While some ACL tears caused by physical contact or collision may be unavoidable, roughly 70% of ACL injuries are non-contact and possibly preventable. Young females are at a 2 to 6 times increased risk of non-contact ACL injury compared to males.3 While there are many contributing factors that increase the injury risk profile in young females, researchers have identified a few key faulty movement patterns that may put them at higher risk.2,5,6 These faulty patterns (i.e., dynanmic knee valgus, stiff landing and others may be detected prior to injury using landing and cutting maneuvers. Accurate detection of movement patterns can be accomplished using “gold standard” 3D markerbased systems.5 Limitations of widespread screening using this technique include the requirement of a laboratorysetting, increased cost, and the need for highly trained technicians. 2D camcorder based systems are mobile and less expensive, but there are issues regarding their efficiency and accuracy. Research is now focusing on the development and validation of ACL injury risk screening tools using that use the Microsoft Kinect.8

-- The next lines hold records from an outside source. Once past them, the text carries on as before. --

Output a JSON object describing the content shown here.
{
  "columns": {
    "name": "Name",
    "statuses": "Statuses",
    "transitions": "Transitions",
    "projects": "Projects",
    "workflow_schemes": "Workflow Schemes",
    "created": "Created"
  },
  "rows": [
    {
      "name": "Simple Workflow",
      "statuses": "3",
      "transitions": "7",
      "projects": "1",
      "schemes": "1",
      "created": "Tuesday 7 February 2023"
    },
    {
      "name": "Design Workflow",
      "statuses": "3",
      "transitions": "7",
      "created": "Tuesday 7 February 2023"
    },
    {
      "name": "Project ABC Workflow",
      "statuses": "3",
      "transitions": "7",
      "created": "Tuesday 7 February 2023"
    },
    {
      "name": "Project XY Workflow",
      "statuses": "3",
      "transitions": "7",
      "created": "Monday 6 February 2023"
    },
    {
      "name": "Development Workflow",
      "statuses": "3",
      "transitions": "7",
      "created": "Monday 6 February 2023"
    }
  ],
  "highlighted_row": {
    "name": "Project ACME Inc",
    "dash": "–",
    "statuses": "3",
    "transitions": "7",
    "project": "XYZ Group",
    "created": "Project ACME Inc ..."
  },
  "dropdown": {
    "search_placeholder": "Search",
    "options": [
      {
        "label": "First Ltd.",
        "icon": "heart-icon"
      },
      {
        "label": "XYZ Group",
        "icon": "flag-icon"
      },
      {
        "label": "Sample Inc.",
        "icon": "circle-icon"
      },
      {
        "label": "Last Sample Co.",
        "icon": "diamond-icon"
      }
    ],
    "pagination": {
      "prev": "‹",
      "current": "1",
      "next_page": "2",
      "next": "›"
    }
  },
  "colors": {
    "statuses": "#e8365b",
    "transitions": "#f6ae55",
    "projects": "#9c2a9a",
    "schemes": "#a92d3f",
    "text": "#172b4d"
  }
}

Collaborative researchers are working toward the goal of developing portable, low risk, inexpensive, accurate, and efficient means to screen for ACL injury risk. There is no perfect screening test or tool for ACL injury risk detection. Understanding the magnitude of the problem is a critical first step. Clinicians and researchers must team up with players, parents, coaches, and athletic trainers to identify high-risk athletes. The goal of ACL injury reduction may not be far out of reach if we can use safe, efficient, and low cost injury screening methods along with targeted injury prevention programs.

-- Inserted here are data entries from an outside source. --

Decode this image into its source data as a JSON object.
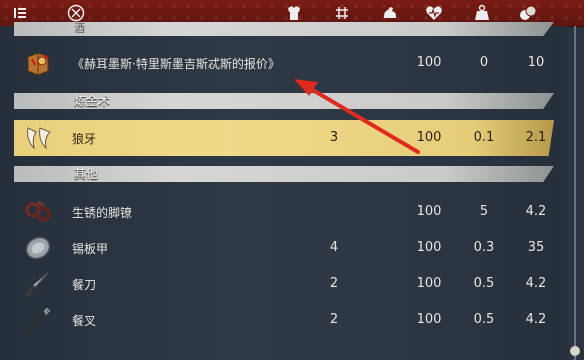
{
  "topbar": {
    "icons": [
      "menu-icon",
      "crest-icon",
      "armor-icon",
      "count-icon",
      "strength-icon",
      "hp-icon",
      "weight-icon",
      "value-icon"
    ]
  },
  "sections": [
    {
      "label": "酒"
    },
    {
      "label": "炼金术"
    },
    {
      "label": "其他"
    }
  ],
  "rows": [
    {
      "name": "《赫耳墨斯·特里斯墨吉斯忒斯的报价》",
      "count": "",
      "c1": "100",
      "c2": "0",
      "c3": "10",
      "selected": false,
      "icon": "book-icon"
    },
    {
      "name": "狼牙",
      "count": "3",
      "c1": "100",
      "c2": "0.1",
      "c3": "2.1",
      "selected": true,
      "icon": "fang-icon"
    },
    {
      "name": "生锈的脚镣",
      "count": "",
      "c1": "100",
      "c2": "5",
      "c3": "4.2",
      "selected": false,
      "icon": "shackles-icon"
    },
    {
      "name": "锡板甲",
      "count": "4",
      "c1": "100",
      "c2": "0.3",
      "c3": "35",
      "selected": false,
      "icon": "tin-plate-icon"
    },
    {
      "name": "餐刀",
      "count": "2",
      "c1": "100",
      "c2": "0.5",
      "c3": "4.2",
      "selected": false,
      "icon": "knife-icon"
    },
    {
      "name": "餐叉",
      "count": "2",
      "c1": "100",
      "c2": "0.5",
      "c3": "4.2",
      "selected": false,
      "icon": "fork-icon"
    }
  ],
  "colors": {
    "accent_red": "#7a1c14",
    "selected": "#f0d98a",
    "arrow": "#e0291f"
  }
}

References 1. Swart E, Redler L, Fabricant FD, Mandelbaum BR, Ahmad CS, Wang YC. Prevention and screening programs for anterior cruciate ligament injuries in young athletes: A cost-effectiveness analysis. J Bone Joint Surg Am. 2014.96:705-11. 2. Leppänen M, Pasanen K, Kulmala P, et al. Knee control and jumplanding technique in young basketball and floorball players. Int J Sports Med. 2016.37:334-8. 3. Mok KM, Leow RS. Measurement of movement patterns to enhance ACL injury prevention—a dead end? Asia-Pacific J Sports Med, Arthrosc, Rehab & Tech. 2016.5:13-16. 4. Zaffagnini S, Grassi A, Serra M, Marcacci M. Return to sport after ACL reconstruction: How, when and why? A narrative review of current evidence. Joints. 3:25-30. 5. Hewett TE, Myer GD, Ford KR, et al. Biomechanical measures of neuromuscular control and valgus loading of the knee predict anterior cruciate ligament injury risk in female athletes: A prospective study. Am J Sports Med. 2005.33:492-501. 6. Krosshaug T, Steffen K, Kristianslund E, et al. The vertical drop jump is a poor screening test for ACL injuries: Response. Am J Sports Med. 2016.44:NP24-5. 7. McLean SG, Walker K, Ford KR, Myer GD, Hewett TE, van den Bogert AJ. Evaluation of a two dimensional analysis method as a screening and evaluation tool for anterior cruciate ligament injury. Br J Sports Med. 2005.39:355-62. 8. Gray AD, Marks JM, Stone EE, Butler MC, Skubic M, Sherman SL. Validation of the Microsoft Kinect as a portable and inexpensive screening tool for identifying ACL injury risk. Orthop J Sports Med. 2014:2(2).